Many Americans are struggling to make ends meet over the last year due to the effects of the COVID-19 pandemic. In response, the year 2020 has seen a surge in small businesses as some saw an opportunity to take matters into their own hands. Students, photographers, nurses, recent graduates and so many others started the venture of owning a small business.

According to Oberlo.com, an educational website aimed to help out small businesses, reported the number of small businesses in the United States reached over 31.7 million in 2020, which makes up about 99.9 percent of U.S. businesses.

One local small business used their mandatory stay-at-home order to their advantage to slow down their fast growing business. Eduardo and Danielle Gonzalez, two California State University, East Bay alumnus, quit both their jobs and started their business, LemonAd Media, in the beginning of 2019.

Their business is a digital content company that specializes in visual storytelling for other small businesses, lifestyle brands, and local restaurants. For the year leading up to the 2020 shutdown, their business was thriving in their industry. Being booked constantly was even starting to catch up with them.

“We were taking clients non-stop,” Danielle Gonzalezes said in an interview. “Back before the pandemic hit the economy was flourishing, I mean people had money to spend and they wanted to spend it on good quality content.”

The first few months of the pandemic, the Gonzalezes finally had time to slow down and reevaluate their business. Then the reality hit that the pandemic wasn’t going to be ending quickly and desperation set in.

LemonAd started taking clients again in the fall of 2020 with strict social distancing guidelines in place. Since reopening, their business has seen growth in revenue since opening again and are no longer in their previous financial situation.

22 million Americans lost their jobs within the first few months of the COVID-19 pandemic, according to CNBC. The unemployment rate reached more than 14 percent by April 2020. Today, the unemployment rate decreased to about six percent which is still double of what the rate was in Jan. 2020.
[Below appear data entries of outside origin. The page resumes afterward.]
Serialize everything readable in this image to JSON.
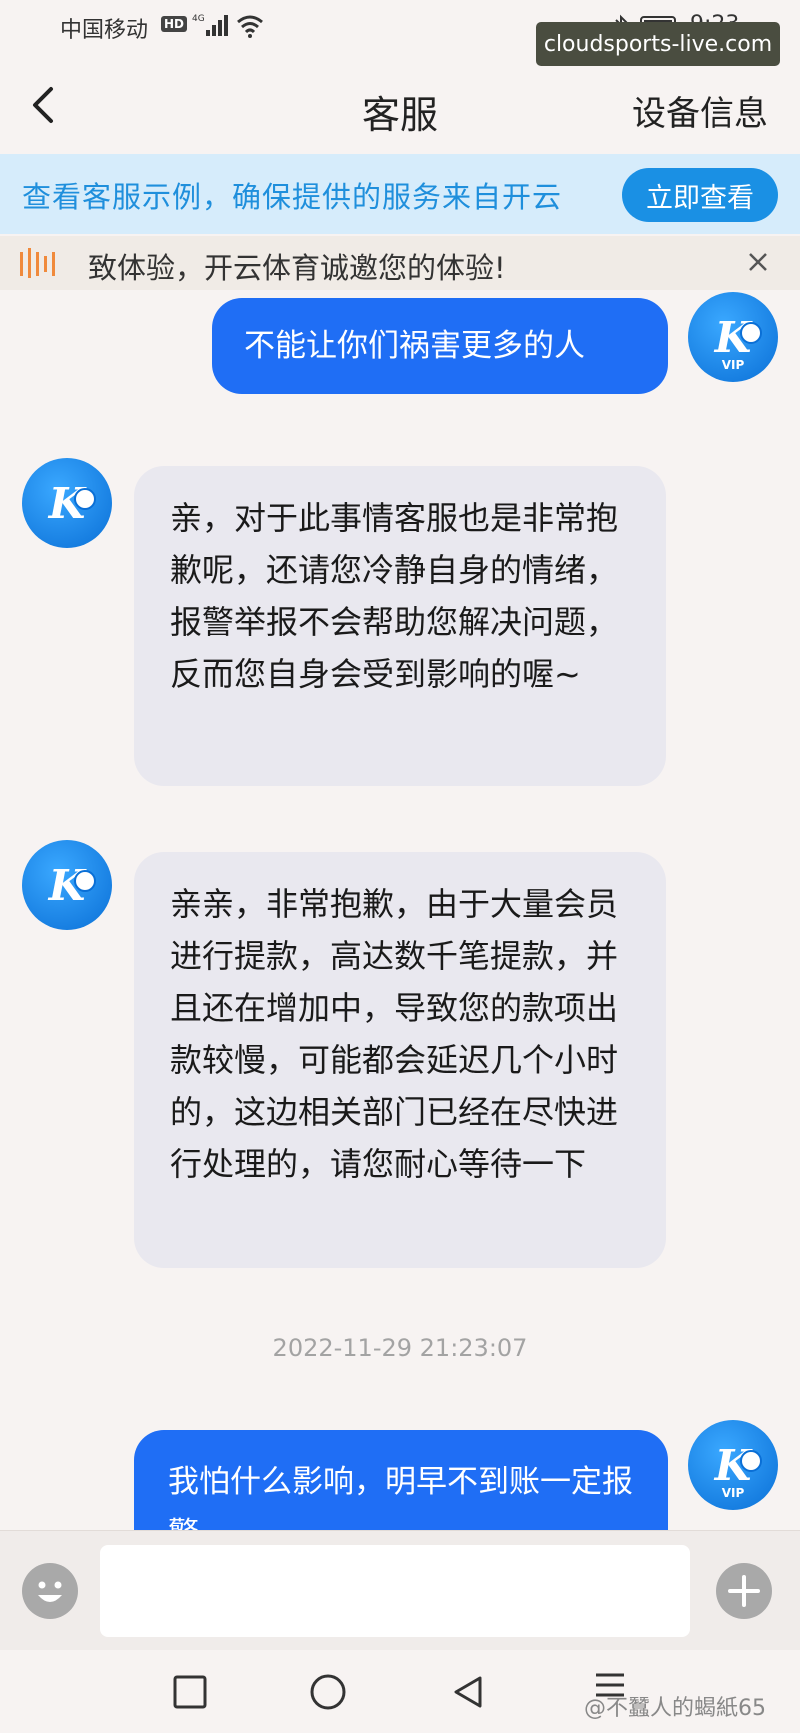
{
  "status_bar": {
    "carrier": "中国移动",
    "hd_label": "HD",
    "network_label": "4G",
    "time": "9:23"
  },
  "watermark_top": "cloudsports-live.com",
  "nav": {
    "title": "客服",
    "right_label": "设备信息"
  },
  "banner": {
    "text": "查看客服示例，确保提供的服务来自开云",
    "button_label": "立即查看"
  },
  "notice": {
    "text": "致体验，开云体育诚邀您的体验!"
  },
  "messages": [
    {
      "side": "out",
      "text": "不能让你们祸害更多的人"
    },
    {
      "side": "in",
      "text": "亲，对于此事情客服也是非常抱歉呢，还请您冷静自身的情绪，报警举报不会帮助您解决问题，反而您自身会受到影响的喔~"
    },
    {
      "side": "in",
      "text": "亲亲，非常抱歉，由于大量会员进行提款，高达数千笔提款，并且还在增加中，导致您的款项出款较慢，可能都会延迟几个小时的，这边相关部门已经在尽快进行处理的，请您耐心等待一下"
    },
    {
      "side": "out",
      "text": "我怕什么影响，明早不到账一定报警"
    }
  ],
  "avatar": {
    "letter": "K",
    "vip_label": "VIP"
  },
  "timestamp": "2022-11-29 21:23:07",
  "input": {
    "placeholder": ""
  },
  "watermark_bottom": "@不蠶人的蝎紙65",
  "colors": {
    "accent_blue": "#1f6ef5",
    "banner_bg": "#d6ecfb",
    "banner_text": "#1f8fdc",
    "incoming_bubble": "#e9e8ef"
  }
}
One CSUEB student was one of those who lost their job, only in her case, she lost all three of her jobs. As a full-time student, Maggie Del Grande was constantly busy with work and school before the pandemic hit. With no source of income and new free time, she picked up an old hobby of tie-dying clothes and people took notice.

Midway through 2020, Del Grande started selling the clothes she was dying on her website, ColorMeMags.com, as a way to make money and found out she had a real desire for running a small business.

“My goal is to hopefully make this business of mine a full-time thing so that by the time I graduate in May I don’t have to go looking for a job.” Del Grande said in an interview. “I love to work and finding a new job right now seems nearly impossible with everything going on, so to be able to work for myself is a dream come true.”

California lifted it’s stay-at-home order on Jan. 25 which allows restaurants in some counties to reopen for outdoor dining even though a majority of California counties are under a Tier 1 risk level.